Russian troops at Pristina airport in 1999, where they upstaged NATO by arriving first and causing consternation in Western capitals
Don’t take it to the bank or anything, but I have a sneaking suspicion that we’re soon going to see something of a reprise of a bizarre moment at the end of the 1999 Kosovo conflict. Having bombed Serbia into submission and secured a U.N. resolution for an international force to enter Kosovo, the U.S. and its NATO partners were stunned to find themselves upstaged by a Russian armored column that raced into Pristina before them, and took control of the airport for the best part of two weeks.
With the NATO powers, or most of them, again having ridden roughsod over international law in order to shepherd Kosovo to independence, Moscow currently doesn’t recognize the legality or legitimacy of what has transpired there. And I see a perfect storm taking shape: Serbia is furious that the price of Milosevic’s brutality is losing part of their sovereign territory; the Serbs of northern Kosovo have no intention of living under the rule of the avenging ethnic cleansers and Greater Albania nationalists of the new government in Pristina, and are showing a willingness to fight to remain administratively connected with Serbia.

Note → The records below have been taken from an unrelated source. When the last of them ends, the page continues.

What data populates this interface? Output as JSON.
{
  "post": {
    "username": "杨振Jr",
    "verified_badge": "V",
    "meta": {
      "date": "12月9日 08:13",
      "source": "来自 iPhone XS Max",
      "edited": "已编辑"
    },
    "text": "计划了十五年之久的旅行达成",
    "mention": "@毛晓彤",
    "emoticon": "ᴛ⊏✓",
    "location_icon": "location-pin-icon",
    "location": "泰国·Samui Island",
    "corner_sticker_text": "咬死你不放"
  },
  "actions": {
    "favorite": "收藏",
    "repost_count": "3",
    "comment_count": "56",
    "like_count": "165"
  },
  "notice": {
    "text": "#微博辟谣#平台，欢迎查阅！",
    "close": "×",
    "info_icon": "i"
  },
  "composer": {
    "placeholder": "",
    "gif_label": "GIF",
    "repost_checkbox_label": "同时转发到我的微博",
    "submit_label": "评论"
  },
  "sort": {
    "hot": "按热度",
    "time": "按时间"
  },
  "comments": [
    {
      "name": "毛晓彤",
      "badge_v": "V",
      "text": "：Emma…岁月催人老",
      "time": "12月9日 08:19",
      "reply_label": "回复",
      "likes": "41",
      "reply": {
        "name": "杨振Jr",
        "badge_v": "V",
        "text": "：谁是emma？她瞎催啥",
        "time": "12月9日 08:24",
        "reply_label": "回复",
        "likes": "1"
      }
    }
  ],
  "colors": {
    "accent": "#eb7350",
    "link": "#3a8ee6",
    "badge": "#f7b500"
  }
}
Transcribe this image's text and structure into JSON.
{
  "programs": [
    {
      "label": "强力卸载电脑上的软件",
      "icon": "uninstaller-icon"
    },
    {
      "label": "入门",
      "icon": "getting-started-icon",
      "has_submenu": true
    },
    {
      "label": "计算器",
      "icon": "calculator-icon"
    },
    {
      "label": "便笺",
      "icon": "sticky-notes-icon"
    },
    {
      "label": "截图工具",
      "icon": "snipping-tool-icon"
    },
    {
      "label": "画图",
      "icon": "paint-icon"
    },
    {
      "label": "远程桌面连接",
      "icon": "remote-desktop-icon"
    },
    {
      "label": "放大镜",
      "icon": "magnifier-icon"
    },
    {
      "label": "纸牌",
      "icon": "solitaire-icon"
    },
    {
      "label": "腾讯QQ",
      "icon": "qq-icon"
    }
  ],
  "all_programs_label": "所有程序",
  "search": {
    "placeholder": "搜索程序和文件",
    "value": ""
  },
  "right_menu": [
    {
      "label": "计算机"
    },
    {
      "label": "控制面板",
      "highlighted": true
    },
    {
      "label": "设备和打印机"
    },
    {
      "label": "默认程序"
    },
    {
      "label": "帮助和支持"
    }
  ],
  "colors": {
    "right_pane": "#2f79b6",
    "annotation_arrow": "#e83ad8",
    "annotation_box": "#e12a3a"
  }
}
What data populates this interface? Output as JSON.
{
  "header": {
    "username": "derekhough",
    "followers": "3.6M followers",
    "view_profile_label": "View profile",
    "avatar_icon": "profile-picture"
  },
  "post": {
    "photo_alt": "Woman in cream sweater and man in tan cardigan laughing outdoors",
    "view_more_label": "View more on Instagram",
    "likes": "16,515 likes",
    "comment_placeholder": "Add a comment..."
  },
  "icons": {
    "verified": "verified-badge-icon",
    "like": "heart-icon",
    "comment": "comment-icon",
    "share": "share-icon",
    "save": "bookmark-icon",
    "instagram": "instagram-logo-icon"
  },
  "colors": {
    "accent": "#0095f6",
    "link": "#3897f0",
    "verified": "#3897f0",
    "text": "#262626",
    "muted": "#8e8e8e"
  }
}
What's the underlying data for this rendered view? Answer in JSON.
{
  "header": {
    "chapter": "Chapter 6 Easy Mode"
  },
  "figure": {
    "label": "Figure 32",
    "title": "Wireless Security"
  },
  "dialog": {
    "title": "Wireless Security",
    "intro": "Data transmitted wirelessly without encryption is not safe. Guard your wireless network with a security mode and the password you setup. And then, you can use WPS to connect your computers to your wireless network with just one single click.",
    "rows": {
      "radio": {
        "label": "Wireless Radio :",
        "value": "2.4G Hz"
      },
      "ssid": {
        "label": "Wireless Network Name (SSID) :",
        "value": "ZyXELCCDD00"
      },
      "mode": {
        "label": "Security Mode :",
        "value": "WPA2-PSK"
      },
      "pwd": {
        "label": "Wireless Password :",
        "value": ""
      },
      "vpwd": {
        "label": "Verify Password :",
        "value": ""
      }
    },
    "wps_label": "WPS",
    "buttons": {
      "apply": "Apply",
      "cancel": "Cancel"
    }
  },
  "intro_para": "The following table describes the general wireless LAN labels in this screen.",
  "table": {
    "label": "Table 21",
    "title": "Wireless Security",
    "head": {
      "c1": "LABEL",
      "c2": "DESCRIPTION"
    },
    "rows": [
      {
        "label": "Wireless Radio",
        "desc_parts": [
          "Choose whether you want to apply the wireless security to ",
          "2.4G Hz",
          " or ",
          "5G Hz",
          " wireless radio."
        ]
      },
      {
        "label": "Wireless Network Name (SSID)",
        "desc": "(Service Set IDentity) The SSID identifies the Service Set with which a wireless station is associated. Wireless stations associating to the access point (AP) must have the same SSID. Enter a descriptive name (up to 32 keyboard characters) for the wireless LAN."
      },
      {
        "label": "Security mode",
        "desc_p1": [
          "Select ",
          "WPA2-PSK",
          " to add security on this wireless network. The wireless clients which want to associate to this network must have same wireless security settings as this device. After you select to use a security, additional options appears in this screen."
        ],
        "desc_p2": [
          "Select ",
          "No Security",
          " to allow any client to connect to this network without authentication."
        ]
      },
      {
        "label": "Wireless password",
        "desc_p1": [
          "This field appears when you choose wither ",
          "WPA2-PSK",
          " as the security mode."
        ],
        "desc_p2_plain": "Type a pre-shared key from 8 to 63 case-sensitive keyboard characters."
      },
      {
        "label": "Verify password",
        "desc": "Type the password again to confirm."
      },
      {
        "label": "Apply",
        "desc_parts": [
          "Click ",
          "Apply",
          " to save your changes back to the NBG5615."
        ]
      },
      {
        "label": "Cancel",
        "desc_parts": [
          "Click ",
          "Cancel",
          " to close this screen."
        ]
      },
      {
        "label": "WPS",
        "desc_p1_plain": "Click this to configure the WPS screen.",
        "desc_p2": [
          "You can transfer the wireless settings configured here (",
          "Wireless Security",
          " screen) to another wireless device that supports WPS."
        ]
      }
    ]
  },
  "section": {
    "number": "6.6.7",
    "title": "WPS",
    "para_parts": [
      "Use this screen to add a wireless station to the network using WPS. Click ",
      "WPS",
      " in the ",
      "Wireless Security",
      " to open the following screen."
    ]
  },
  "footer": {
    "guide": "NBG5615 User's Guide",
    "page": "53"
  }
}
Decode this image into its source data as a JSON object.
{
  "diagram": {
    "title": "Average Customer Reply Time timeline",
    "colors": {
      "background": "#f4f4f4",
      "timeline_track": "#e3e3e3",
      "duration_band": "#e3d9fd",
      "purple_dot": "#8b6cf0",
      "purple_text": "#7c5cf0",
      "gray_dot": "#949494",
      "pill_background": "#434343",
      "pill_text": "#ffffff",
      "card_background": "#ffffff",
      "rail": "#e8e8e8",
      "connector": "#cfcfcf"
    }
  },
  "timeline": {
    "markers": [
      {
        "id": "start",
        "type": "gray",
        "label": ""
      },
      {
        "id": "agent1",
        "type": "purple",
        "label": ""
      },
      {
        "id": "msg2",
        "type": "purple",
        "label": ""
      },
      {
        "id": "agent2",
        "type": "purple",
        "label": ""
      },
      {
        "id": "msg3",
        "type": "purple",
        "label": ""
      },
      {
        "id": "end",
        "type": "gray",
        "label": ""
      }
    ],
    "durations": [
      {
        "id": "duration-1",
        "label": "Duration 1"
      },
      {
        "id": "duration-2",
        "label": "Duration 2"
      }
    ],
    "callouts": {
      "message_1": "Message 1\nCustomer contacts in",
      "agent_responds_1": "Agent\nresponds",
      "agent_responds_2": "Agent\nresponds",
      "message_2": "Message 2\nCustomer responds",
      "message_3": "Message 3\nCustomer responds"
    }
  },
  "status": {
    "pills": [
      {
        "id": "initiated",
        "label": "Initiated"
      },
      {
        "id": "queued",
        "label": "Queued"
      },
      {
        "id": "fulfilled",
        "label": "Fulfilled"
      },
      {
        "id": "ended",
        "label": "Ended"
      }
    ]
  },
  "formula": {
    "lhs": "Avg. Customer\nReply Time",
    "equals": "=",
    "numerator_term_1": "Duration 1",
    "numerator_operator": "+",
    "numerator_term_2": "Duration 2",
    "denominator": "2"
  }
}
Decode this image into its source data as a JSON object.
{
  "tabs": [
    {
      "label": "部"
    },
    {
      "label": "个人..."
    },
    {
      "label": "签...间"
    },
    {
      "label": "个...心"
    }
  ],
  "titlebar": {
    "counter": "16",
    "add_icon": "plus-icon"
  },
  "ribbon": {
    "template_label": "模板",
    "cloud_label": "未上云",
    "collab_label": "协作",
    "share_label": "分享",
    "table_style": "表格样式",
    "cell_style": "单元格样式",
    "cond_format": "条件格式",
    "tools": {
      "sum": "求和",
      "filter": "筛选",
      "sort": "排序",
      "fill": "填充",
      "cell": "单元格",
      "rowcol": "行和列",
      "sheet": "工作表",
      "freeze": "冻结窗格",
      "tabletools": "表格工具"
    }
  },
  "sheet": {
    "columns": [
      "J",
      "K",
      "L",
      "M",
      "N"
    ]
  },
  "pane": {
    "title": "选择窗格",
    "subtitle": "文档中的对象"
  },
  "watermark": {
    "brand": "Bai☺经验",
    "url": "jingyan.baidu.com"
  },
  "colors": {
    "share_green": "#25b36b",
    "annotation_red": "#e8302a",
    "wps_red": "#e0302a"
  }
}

And, very importantly, the Serbs of Northern Kosovo have actually called for a return of Russian troops to the area. President Putin has responded by ordering his government to prepare to deliver humanitarian aid to the Serbs of Kosovo.
The Serb government, meanwhile, has demanded partition of the territory as a solution to the crisis, leaving the northern third of Kosovo inside Serbia even if it has lost the Albanian-majority south. The Kosovo government, flush with NATO backing for its independence, has rejected the proposal.
But Russia doesn’t recognize the authority of the government in Pristina, which it brands as a band of “ex-terrorists,” nor does it recognize the legality of the status-change in Kosovo that NATO has engineered. I suspect that the “humanitarian aid” being planned by Moscow will arrive in Mitrovice and other parts of Northern Kosovo on the back of armored columns traveling through Serbia. And its function will be to cement the partition of Kosovo, to reunite its northern third with Serbia.
Moscow has shown little inclination to accomodate Washington, and would incline to pushing back at what it sees as NATO encroachment on its turf across a wide front — particularly when the murky legality of Kosovo’s independence presents such an opportunity. And, of course, with NATO’s main players bogged down in Iraq and Afghanistan, Putin may well see an opportunity.
The nationalist government in Pristina, of course, would be inclined to resist, assuming that NATO would come to its rescue as it did when the same element — then under the rubric of the Kosovo Liberation Army, listed as a terrorist organization by the U.S. — launched the guerrilla campaign of provocations that triggered Milosevic’s vicious ethnic-cleansing drive, and brought NATO’s intervention to bomb the Serbs out of the province.